Back in January 2007, at the Consumer Electronics Show, AMD officially announced DTX, a new form factor specification designed to standardize small form factor motherboards. DTX was positioned as an open industry standard capable of supporting both AMD and Intel processors. Then months later in June 2007 at Cebit, AMD announced the finalization of the DTX specification and showed off a number of prototype systems like the one shown below. By the middle of the year it seemed that AMD was on track for giving system builders the ability to deliver smaller, quieter computing solutions for the home or office desktop, as well as other locations throughout home with the DTX specification.
Now, more than ten months after the official announcement, we finally have our hands on a DTX system and have been able to take it for a brief test drive. Before we show you the reference system and what it looks like on the interior and exterior, lets go over what DTX is and why AMD is promoting this specification.
DTX is an open standard specification being driven by AMD to help enable the development of small form factor systems. The DTX standard will empower OEMs, ODMs, and component vendors to design solutions based on open standards that can deliver new innovative systems to market, while leveraging commonalities within the ecosystem that can benefit customers and end users. How important are small form factor systems in the market?

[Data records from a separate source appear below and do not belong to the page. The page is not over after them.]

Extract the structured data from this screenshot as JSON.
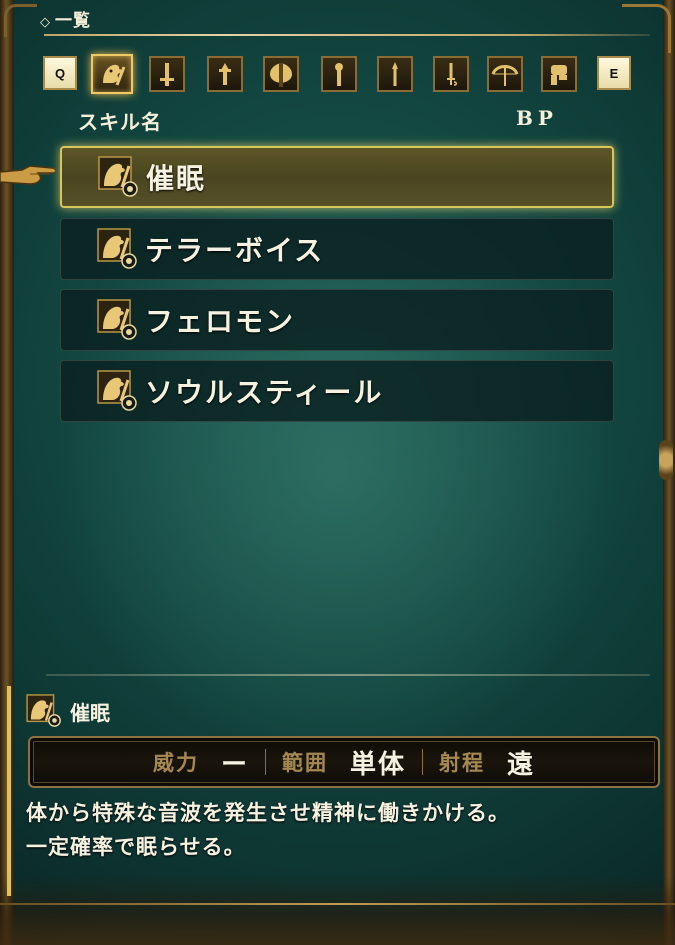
{
  "header": {
    "title": "一覧"
  },
  "tabs": {
    "prev_key": "Q",
    "next_key": "E",
    "items": [
      {
        "icon": "beast-head-icon",
        "active": true
      },
      {
        "icon": "sword-icon",
        "active": false
      },
      {
        "icon": "spear-icon",
        "active": false
      },
      {
        "icon": "axe-icon",
        "active": false
      },
      {
        "icon": "staff-icon",
        "active": false
      },
      {
        "icon": "lance-icon",
        "active": false
      },
      {
        "icon": "dagger-icon",
        "active": false
      },
      {
        "icon": "bow-icon",
        "active": false
      },
      {
        "icon": "fist-icon",
        "active": false
      }
    ]
  },
  "columns": {
    "name": "スキル名",
    "bp": "BP"
  },
  "skills": [
    {
      "name": "催眠",
      "selected": true
    },
    {
      "name": "テラーボイス",
      "selected": false
    },
    {
      "name": "フェロモン",
      "selected": false
    },
    {
      "name": "ソウルスティール",
      "selected": false
    }
  ],
  "detail": {
    "name": "催眠",
    "power_label": "威力",
    "power_value": "ー",
    "range_label": "範囲",
    "range_value": "単体",
    "distance_label": "射程",
    "distance_value": "遠",
    "description_line1": "体から特殊な音波を発生させ精神に働きかける。",
    "description_line2": "一定確率で眠らせる。"
  },
  "colors": {
    "accent": "#e3c34f",
    "selected_row": "#4a4520",
    "frame": "#8d7240"
  }
}
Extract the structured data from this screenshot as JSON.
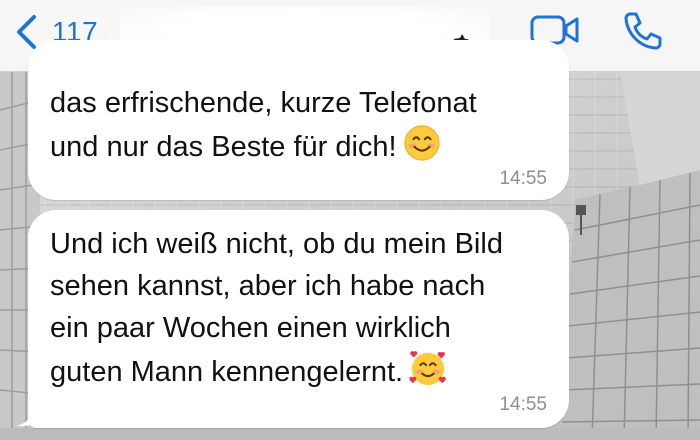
{
  "header": {
    "back_count": "117",
    "contact_name": "",
    "icons": {
      "back": "chevron-left-icon",
      "video": "video-camera-icon",
      "call": "phone-icon"
    },
    "accent_color": "#1f73d8"
  },
  "messages": [
    {
      "text": "das erfrischende, kurze Telefonat\nund nur das Beste für dich!",
      "emoji": "smiling-face-icon",
      "time": "14:55"
    },
    {
      "text": "Und ich weiß nicht, ob du mein Bild\nsehen kannst, aber ich habe nach\nein paar Wochen einen wirklich\nguten Mann kennengelernt.",
      "emoji": "smiling-face-with-hearts-icon",
      "time": "14:55"
    }
  ],
  "colors": {
    "bubble": "#ffffff",
    "timestamp": "#8e8e93",
    "header_bg": "#f7f7f7"
  }
}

Market research shows that the tower systems that we all grew up with are declining at a significant rate, while small form factor systems are greatly increasing. Since small form factor shipments are taking off it makes sense for a new specification to come out to replace ATX (Advanced Technology Extended) as it was not designed with small form factors in mind back when it was created by Intel in 1995. That is why other standards for smaller boards were introduced, which includes microATX, FlexATX and mini-ITX. In 2003, Intel announced a new standard standard known as BTX that was intended as a replacement for ATX. This form factor made it into some OEM computers, but never really took off. DTX comes as a natural progression from form factor standards ATX and BTX, although CTX is missing in action. With small form factor sales taking off the DTX form factor seems better thought out than the BTX form factor that failed to catch on a few years ago.
Relative to ATX, DTX is generally smaller, allowing DTX-compliant PCs to actually sit on desks instead of the floor – as is the case with many ATX systems. The DTX standard leverages existing ATX infrastructure and the benefits thereof, including system options and backward-compatibility, allowing for innovative small form factors while using currently available components from the ATX ecosystem. While BTX attempted to be small, it still had to accommodate 100 watt+ CPUs, which was a good plan in 2003, but now in 2007 energy efficiency is a leading concern to consumers.
This means that a DTX motherboard will fit in any ATX or microATX chassis as they have the same mounting holes. This means any DTX motherboard can fit in an ATX form factor case and there are plenty of ATX cases are available today. If one is going for the smallest case they can get a true DTX case will of course be smaller as a DTX motherboard is 203mm x 244mm whereas the ATX motherboard is 305mm x 244mm. DTX chassis can also support mini-ITX motherboards, which are 170mm x 170mm. Now that we know what DTX is and how versitle the design is with current chassis, lets take a look at the reference system!